• **WHAT IS BEING ASKED**
For the word "screenshot", state how many lines of the records include it, with no other text.
****
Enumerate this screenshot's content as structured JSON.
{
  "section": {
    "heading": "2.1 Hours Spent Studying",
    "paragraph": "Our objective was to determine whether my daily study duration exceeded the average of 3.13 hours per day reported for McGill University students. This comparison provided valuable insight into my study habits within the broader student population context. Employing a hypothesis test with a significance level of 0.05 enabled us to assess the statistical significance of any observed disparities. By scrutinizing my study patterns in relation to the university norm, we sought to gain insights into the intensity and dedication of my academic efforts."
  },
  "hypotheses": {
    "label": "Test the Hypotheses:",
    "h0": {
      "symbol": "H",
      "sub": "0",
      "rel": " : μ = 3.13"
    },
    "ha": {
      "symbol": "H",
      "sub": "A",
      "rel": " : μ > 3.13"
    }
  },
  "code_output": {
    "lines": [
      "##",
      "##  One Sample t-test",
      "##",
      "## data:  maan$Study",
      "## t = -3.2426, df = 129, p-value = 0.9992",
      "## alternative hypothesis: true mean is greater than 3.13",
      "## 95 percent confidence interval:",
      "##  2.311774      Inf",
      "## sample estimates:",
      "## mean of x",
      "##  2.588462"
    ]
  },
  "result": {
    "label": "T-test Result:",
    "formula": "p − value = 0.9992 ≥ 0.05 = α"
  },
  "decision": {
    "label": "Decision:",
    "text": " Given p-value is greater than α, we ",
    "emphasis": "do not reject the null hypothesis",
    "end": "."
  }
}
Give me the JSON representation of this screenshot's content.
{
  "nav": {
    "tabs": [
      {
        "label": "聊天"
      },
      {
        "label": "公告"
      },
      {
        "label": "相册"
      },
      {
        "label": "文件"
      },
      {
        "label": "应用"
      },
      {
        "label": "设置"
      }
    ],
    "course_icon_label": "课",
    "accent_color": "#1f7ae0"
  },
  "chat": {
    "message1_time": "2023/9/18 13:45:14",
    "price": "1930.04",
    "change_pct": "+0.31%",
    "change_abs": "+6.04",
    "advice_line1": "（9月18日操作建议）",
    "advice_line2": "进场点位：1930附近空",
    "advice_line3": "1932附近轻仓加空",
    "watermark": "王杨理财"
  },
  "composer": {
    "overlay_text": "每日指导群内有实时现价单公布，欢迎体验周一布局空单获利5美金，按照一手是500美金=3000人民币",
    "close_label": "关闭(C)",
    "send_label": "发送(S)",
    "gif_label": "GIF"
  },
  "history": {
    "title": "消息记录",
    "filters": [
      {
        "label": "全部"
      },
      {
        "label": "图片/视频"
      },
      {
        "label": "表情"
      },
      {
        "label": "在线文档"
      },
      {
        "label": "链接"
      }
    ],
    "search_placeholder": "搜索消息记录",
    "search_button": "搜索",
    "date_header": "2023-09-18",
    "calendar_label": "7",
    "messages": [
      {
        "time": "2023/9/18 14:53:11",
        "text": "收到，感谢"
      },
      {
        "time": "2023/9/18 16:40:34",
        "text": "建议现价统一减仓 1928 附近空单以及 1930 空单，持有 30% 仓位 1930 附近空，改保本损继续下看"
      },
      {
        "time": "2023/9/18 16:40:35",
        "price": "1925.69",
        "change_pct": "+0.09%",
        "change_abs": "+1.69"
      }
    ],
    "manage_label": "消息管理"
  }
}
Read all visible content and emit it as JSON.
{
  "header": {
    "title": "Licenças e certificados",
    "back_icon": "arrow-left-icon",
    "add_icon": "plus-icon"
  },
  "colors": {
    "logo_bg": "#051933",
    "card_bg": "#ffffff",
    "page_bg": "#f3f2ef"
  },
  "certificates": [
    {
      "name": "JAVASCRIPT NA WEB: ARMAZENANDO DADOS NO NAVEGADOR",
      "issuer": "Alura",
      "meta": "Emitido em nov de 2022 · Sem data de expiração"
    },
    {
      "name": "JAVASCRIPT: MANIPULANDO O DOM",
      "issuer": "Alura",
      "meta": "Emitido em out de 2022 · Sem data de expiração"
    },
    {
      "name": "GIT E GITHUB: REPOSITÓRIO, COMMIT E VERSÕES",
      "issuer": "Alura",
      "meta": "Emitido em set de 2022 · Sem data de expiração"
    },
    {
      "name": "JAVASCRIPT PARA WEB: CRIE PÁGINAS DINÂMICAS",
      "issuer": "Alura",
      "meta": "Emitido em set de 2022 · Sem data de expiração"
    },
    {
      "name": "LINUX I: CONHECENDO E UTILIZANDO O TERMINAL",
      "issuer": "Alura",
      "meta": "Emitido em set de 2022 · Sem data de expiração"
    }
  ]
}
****
• **TASK RESULT**
2